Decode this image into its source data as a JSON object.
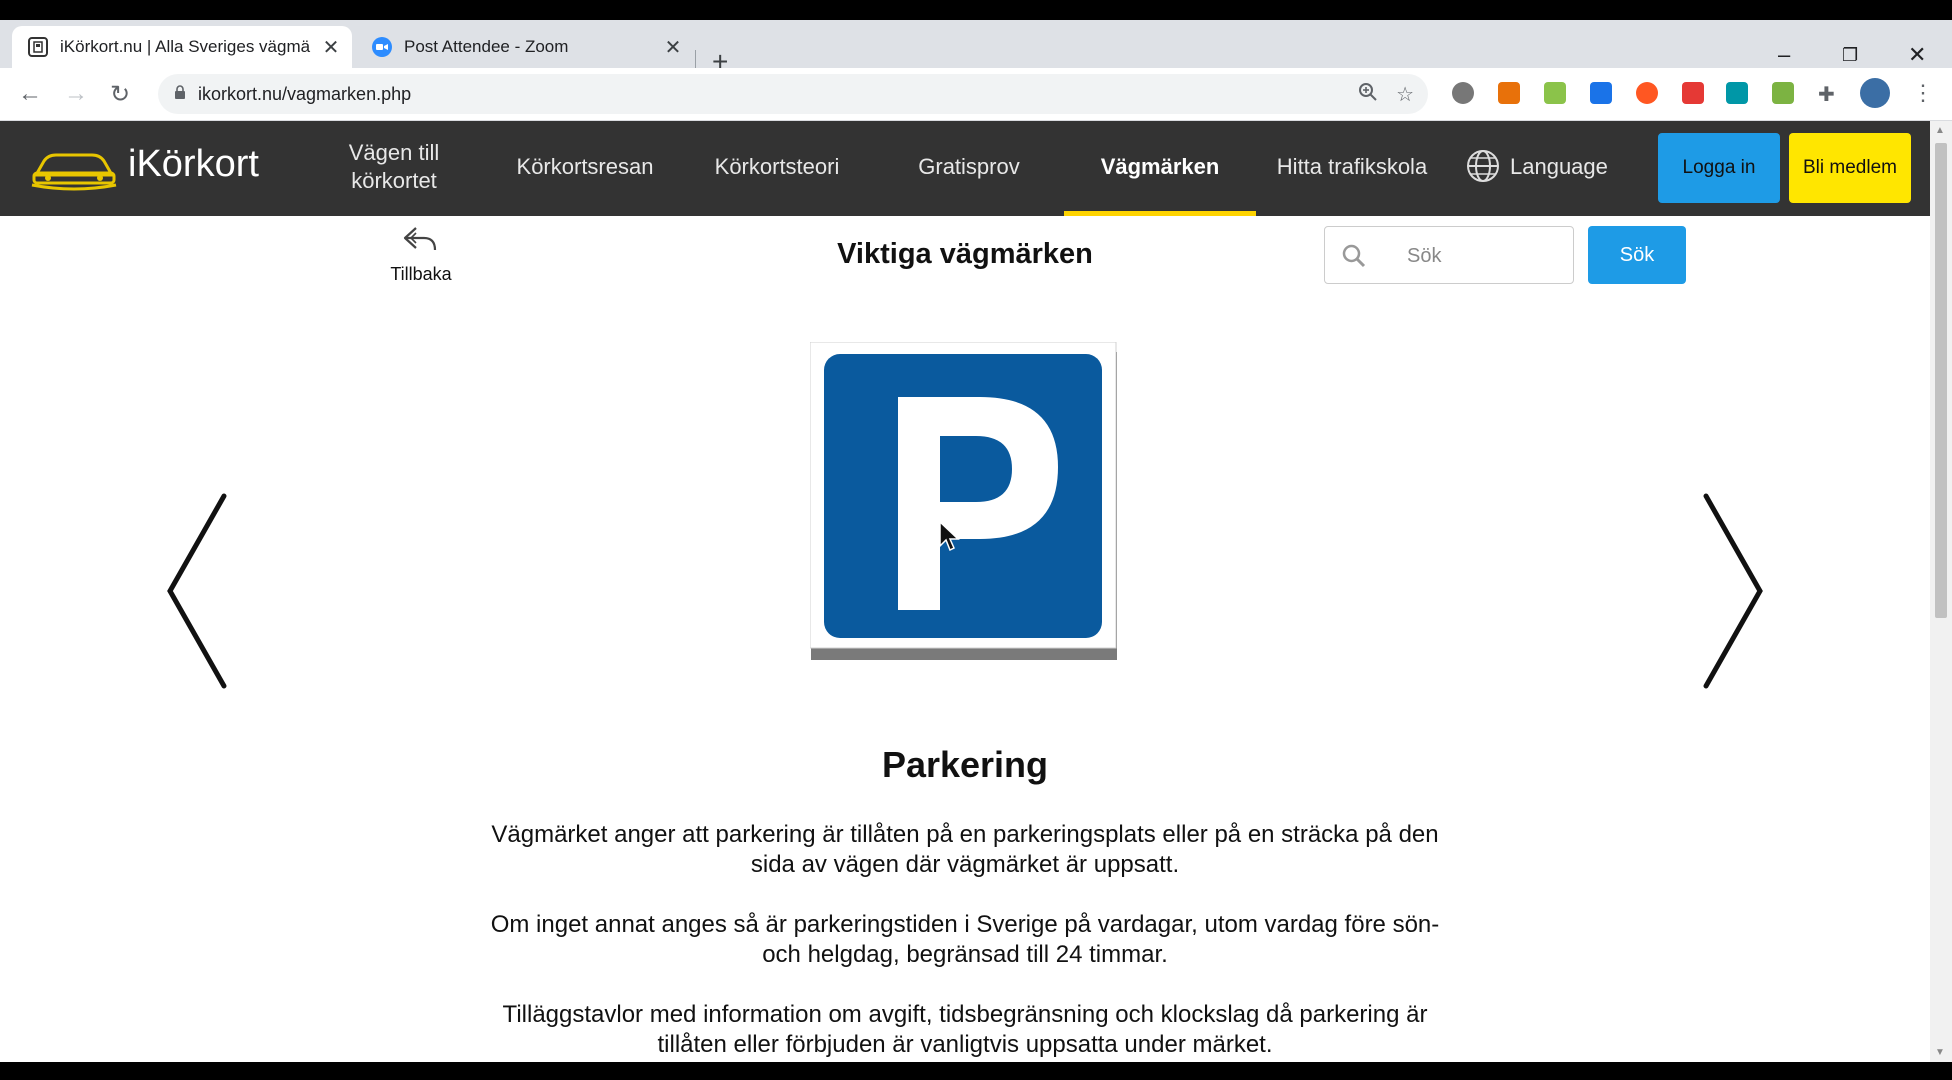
{
  "browser": {
    "tabs": [
      {
        "title": "iKörkort.nu | Alla Sveriges vägmä",
        "active": true,
        "favicon": "ikorkort-favicon"
      },
      {
        "title": "Post Attendee - Zoom",
        "active": false,
        "favicon": "zoom-icon"
      }
    ],
    "url": "ikorkort.nu/vagmarken.php",
    "window_controls": {
      "minimize": "–",
      "restore": "❐",
      "close": "✕"
    }
  },
  "site": {
    "logo_text": "iKörkort",
    "nav": [
      {
        "label": "Vägen till körkortet"
      },
      {
        "label": "Körkortsresan"
      },
      {
        "label": "Körkortsteori"
      },
      {
        "label": "Gratisprov"
      },
      {
        "label": "Vägmärken",
        "active": true
      },
      {
        "label": "Hitta trafikskola"
      },
      {
        "label": "Language"
      }
    ],
    "login_label": "Logga in",
    "member_label": "Bli medlem",
    "colors": {
      "nav_bg": "#333333",
      "accent_yellow": "#ffd400",
      "accent_blue": "#1e9be6",
      "sign_blue": "#0a5a9e"
    }
  },
  "page": {
    "back_label": "Tillbaka",
    "title": "Viktiga vägmärken",
    "search": {
      "placeholder": "Sök",
      "button_label": "Sök"
    },
    "sign": {
      "letter": "P",
      "name": "Parkering",
      "paragraphs": [
        "Vägmärket anger att parkering är tillåten på en parkeringsplats eller på en sträcka på den sida av vägen där vägmärket är uppsatt.",
        "Om inget annat anges så är parkeringstiden i Sverige på vardagar, utom vardag före sön- och helgdag, begränsad till 24 timmar.",
        "Tilläggstavlor med information om avgift, tidsbegränsning och klockslag då parkering är tillåten eller förbjuden är vanligtvis uppsatta under märket."
      ]
    }
  }
}
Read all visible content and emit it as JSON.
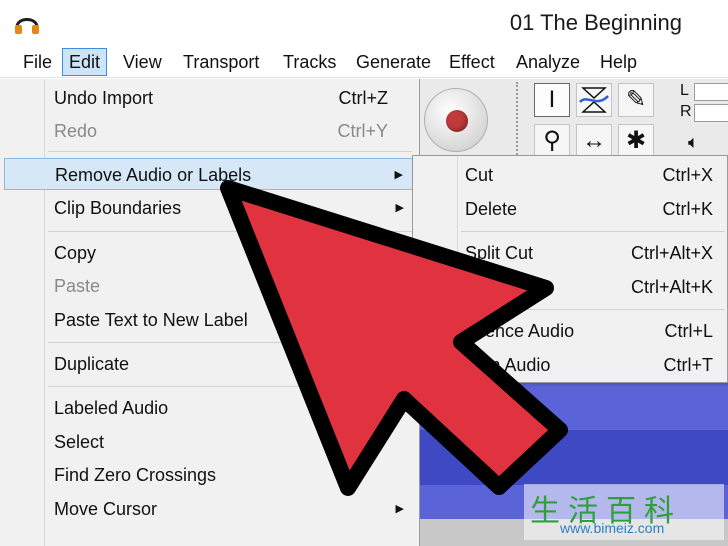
{
  "window": {
    "title": "01 The Beginning",
    "app_icon": "headphones-icon"
  },
  "menubar": {
    "items": [
      {
        "label": "File"
      },
      {
        "label": "Edit"
      },
      {
        "label": "View"
      },
      {
        "label": "Transport"
      },
      {
        "label": "Tracks"
      },
      {
        "label": "Generate"
      },
      {
        "label": "Effect"
      },
      {
        "label": "Analyze"
      },
      {
        "label": "Help"
      }
    ],
    "active": "Edit"
  },
  "edit_menu": {
    "items": [
      {
        "label": "Undo Import",
        "shortcut": "Ctrl+Z"
      },
      {
        "label": "Redo",
        "shortcut": "Ctrl+Y"
      },
      {
        "label": "Remove Audio or Labels"
      },
      {
        "label": "Clip Boundaries"
      },
      {
        "label": "Copy"
      },
      {
        "label": "Paste"
      },
      {
        "label": "Paste Text to New Label"
      },
      {
        "label": "Duplicate"
      },
      {
        "label": "Labeled Audio"
      },
      {
        "label": "Select"
      },
      {
        "label": "Find Zero Crossings"
      },
      {
        "label": "Move Cursor"
      }
    ]
  },
  "submenu": {
    "items": [
      {
        "label": "Cut",
        "shortcut": "Ctrl+X"
      },
      {
        "label": "Delete",
        "shortcut": "Ctrl+K"
      },
      {
        "label": "Split Cut",
        "shortcut": "Ctrl+Alt+X"
      },
      {
        "label": "",
        "shortcut": "Ctrl+Alt+K"
      },
      {
        "label": "Silence Audio",
        "shortcut": "Ctrl+L"
      },
      {
        "label": "Trim Audio",
        "shortcut": "Ctrl+T"
      }
    ]
  },
  "toolbar": {
    "record": "record-icon",
    "tools": [
      "selection-tool-icon",
      "envelope-tool-icon",
      "draw-tool-icon",
      "zoom-tool-icon",
      "timeshift-tool-icon",
      "multi-tool-icon"
    ],
    "meter_left": "L",
    "meter_right": "R",
    "volume_icon": "speaker-icon"
  },
  "watermark": {
    "chars": "生活百科",
    "url": "www.bimeiz.com"
  },
  "colors": {
    "menu_highlight": "#cce4f7",
    "item_highlight": "#d6e8f8",
    "arrow_fill": "#e0323f",
    "arrow_stroke": "#000000",
    "waveform": "#5a63d8",
    "record_dot": "#c0393b"
  }
}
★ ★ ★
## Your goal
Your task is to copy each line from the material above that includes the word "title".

## Answer below
        "title": "iKörkort.nu | Alla Sveriges vägmä",
        "title": "Post Attendee - Zoom",
    "title": "Viktiga vägmärken",
    "title": "01 The Beginning",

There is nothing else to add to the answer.